***** DATA RECORDS *****

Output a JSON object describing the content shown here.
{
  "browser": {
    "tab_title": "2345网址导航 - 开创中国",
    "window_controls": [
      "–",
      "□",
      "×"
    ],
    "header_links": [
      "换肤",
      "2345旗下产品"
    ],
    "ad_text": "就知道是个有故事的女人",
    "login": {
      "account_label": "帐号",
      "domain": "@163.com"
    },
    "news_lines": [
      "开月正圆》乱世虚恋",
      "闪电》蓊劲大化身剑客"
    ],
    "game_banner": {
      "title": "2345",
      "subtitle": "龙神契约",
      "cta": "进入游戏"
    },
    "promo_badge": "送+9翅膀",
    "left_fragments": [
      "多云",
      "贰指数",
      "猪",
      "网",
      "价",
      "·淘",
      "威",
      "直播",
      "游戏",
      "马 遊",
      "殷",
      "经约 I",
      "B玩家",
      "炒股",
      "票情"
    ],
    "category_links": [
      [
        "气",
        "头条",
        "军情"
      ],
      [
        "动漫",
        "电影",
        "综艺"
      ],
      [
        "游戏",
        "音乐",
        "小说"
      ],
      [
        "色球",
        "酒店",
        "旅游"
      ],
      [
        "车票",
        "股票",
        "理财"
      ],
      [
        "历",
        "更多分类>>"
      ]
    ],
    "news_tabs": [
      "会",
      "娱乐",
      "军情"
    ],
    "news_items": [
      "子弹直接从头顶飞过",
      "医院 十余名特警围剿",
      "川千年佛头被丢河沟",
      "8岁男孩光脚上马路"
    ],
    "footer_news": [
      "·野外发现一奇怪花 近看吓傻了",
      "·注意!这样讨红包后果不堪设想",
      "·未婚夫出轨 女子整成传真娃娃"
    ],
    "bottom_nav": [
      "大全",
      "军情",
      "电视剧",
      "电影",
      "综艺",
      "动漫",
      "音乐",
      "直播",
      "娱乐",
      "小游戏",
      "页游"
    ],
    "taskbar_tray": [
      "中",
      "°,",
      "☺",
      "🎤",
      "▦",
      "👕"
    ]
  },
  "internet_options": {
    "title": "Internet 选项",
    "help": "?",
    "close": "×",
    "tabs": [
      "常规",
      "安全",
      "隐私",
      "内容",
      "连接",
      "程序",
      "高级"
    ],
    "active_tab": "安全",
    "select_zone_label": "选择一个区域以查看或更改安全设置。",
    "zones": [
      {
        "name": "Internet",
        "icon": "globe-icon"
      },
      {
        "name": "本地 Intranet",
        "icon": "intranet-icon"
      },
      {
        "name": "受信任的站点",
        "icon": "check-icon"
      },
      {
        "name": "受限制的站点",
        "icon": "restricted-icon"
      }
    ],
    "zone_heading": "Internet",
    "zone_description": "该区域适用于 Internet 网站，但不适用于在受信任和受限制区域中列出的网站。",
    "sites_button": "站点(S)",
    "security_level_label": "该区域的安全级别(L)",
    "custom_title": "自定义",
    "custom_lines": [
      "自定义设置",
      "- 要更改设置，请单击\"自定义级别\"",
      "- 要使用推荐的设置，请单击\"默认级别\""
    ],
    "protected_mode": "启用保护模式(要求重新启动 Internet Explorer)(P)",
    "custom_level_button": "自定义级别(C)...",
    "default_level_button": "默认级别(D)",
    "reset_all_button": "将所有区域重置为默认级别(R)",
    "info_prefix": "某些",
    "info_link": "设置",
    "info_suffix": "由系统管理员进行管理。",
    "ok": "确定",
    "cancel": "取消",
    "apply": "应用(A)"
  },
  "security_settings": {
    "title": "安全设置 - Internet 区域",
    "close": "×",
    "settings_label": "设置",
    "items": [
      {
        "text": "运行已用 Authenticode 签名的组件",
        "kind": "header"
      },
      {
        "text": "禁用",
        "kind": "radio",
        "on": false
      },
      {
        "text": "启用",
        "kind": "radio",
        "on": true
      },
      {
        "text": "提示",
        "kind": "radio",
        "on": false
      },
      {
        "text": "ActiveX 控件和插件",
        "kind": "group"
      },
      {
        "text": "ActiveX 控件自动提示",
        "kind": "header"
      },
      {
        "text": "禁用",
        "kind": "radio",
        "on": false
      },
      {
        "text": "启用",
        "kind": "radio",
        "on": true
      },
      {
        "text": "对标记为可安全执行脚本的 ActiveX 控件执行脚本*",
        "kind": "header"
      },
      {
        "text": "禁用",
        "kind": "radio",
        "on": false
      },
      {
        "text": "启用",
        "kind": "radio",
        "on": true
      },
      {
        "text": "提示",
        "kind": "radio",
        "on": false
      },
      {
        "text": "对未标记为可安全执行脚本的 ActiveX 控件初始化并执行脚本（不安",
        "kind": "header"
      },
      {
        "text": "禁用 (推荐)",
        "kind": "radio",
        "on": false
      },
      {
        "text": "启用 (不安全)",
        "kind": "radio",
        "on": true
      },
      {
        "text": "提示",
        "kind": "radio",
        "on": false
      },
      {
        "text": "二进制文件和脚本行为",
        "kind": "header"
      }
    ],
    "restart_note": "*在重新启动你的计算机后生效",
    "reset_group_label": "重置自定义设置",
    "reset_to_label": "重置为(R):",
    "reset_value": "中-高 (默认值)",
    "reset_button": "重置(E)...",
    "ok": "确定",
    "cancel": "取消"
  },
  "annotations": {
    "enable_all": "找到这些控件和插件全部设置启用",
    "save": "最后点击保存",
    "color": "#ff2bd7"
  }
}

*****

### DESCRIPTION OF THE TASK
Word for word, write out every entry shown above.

### SOLUTION BELOW
Output a JSON object describing the content shown here.
{
  "browser": {
    "tab_title": "2345网址导航 - 开创中国",
    "window_controls": [
      "–",
      "□",
      "×"
    ],
    "header_links": [
      "换肤",
      "2345旗下产品"
    ],
    "ad_text": "就知道是个有故事的女人",
    "login": {
      "account_label": "帐号",
      "domain": "@163.com"
    },
    "news_lines": [
      "开月正圆》乱世虚恋",
      "闪电》蓊劲大化身剑客"
    ],
    "game_banner": {
      "title": "2345",
      "subtitle": "龙神契约",
      "cta": "进入游戏"
    },
    "promo_badge": "送+9翅膀",
    "left_fragments": [
      "多云",
      "贰指数",
      "猪",
      "网",
      "价",
      "·淘",
      "威",
      "直播",
      "游戏",
      "马 遊",
      "殷",
      "经约 I",
      "B玩家",
      "炒股",
      "票情"
    ],
    "category_links": [
      [
        "气",
        "头条",
        "军情"
      ],
      [
        "动漫",
        "电影",
        "综艺"
      ],
      [
        "游戏",
        "音乐",
        "小说"
      ],
      [
        "色球",
        "酒店",
        "旅游"
      ],
      [
        "车票",
        "股票",
        "理财"
      ],
      [
        "历",
        "更多分类>>"
      ]
    ],
    "news_tabs": [
      "会",
      "娱乐",
      "军情"
    ],
    "news_items": [
      "子弹直接从头顶飞过",
      "医院 十余名特警围剿",
      "川千年佛头被丢河沟",
      "8岁男孩光脚上马路"
    ],
    "footer_news": [
      "·野外发现一奇怪花 近看吓傻了",
      "·注意!这样讨红包后果不堪设想",
      "·未婚夫出轨 女子整成传真娃娃"
    ],
    "bottom_nav": [
      "大全",
      "军情",
      "电视剧",
      "电影",
      "综艺",
      "动漫",
      "音乐",
      "直播",
      "娱乐",
      "小游戏",
      "页游"
    ],
    "taskbar_tray": [
      "中",
      "°,",
      "☺",
      "🎤",
      "▦",
      "👕"
    ]
  },
  "internet_options": {
    "title": "Internet 选项",
    "help": "?",
    "close": "×",
    "tabs": [
      "常规",
      "安全",
      "隐私",
      "内容",
      "连接",
      "程序",
      "高级"
    ],
    "active_tab": "安全",
    "select_zone_label": "选择一个区域以查看或更改安全设置。",
    "zones": [
      {
        "name": "Internet",
        "icon": "globe-icon"
      },
      {
        "name": "本地 Intranet",
        "icon": "intranet-icon"
      },
      {
        "name": "受信任的站点",
        "icon": "check-icon"
      },
      {
        "name": "受限制的站点",
        "icon": "restricted-icon"
      }
    ],
    "zone_heading": "Internet",
    "zone_description": "该区域适用于 Internet 网站，但不适用于在受信任和受限制区域中列出的网站。",
    "sites_button": "站点(S)",
    "security_level_label": "该区域的安全级别(L)",
    "custom_title": "自定义",
    "custom_lines": [
      "自定义设置",
      "- 要更改设置，请单击\"自定义级别\"",
      "- 要使用推荐的设置，请单击\"默认级别\""
    ],
    "protected_mode": "启用保护模式(要求重新启动 Internet Explorer)(P)",
    "custom_level_button": "自定义级别(C)...",
    "default_level_button": "默认级别(D)",
    "reset_all_button": "将所有区域重置为默认级别(R)",
    "info_prefix": "某些",
    "info_link": "设置",
    "info_suffix": "由系统管理员进行管理。",
    "ok": "确定",
    "cancel": "取消",
    "apply": "应用(A)"
  },
  "security_settings": {
    "title": "安全设置 - Internet 区域",
    "close": "×",
    "settings_label": "设置",
    "items": [
      {
        "text": "运行已用 Authenticode 签名的组件",
        "kind": "header"
      },
      {
        "text": "禁用",
        "kind": "radio",
        "on": false
      },
      {
        "text": "启用",
        "kind": "radio",
        "on": true
      },
      {
        "text": "提示",
        "kind": "radio",
        "on": false
      },
      {
        "text": "ActiveX 控件和插件",
        "kind": "group"
      },
      {
        "text": "ActiveX 控件自动提示",
        "kind": "header"
      },
      {
        "text": "禁用",
        "kind": "radio",
        "on": false
      },
      {
        "text": "启用",
        "kind": "radio",
        "on": true
      },
      {
        "text": "对标记为可安全执行脚本的 ActiveX 控件执行脚本*",
        "kind": "header"
      },
      {
        "text": "禁用",
        "kind": "radio",
        "on": false
      },
      {
        "text": "启用",
        "kind": "radio",
        "on": true
      },
      {
        "text": "提示",
        "kind": "radio",
        "on": false
      },
      {
        "text": "对未标记为可安全执行脚本的 ActiveX 控件初始化并执行脚本（不安",
        "kind": "header"
      },
      {
        "text": "禁用 (推荐)",
        "kind": "radio",
        "on": false
      },
      {
        "text": "启用 (不安全)",
        "kind": "radio",
        "on": true
      },
      {
        "text": "提示",
        "kind": "radio",
        "on": false
      },
      {
        "text": "二进制文件和脚本行为",
        "kind": "header"
      }
    ],
    "restart_note": "*在重新启动你的计算机后生效",
    "reset_group_label": "重置自定义设置",
    "reset_to_label": "重置为(R):",
    "reset_value": "中-高 (默认值)",
    "reset_button": "重置(E)...",
    "ok": "确定",
    "cancel": "取消"
  },
  "annotations": {
    "enable_all": "找到这些控件和插件全部设置启用",
    "save": "最后点击保存",
    "color": "#ff2bd7"
  }
}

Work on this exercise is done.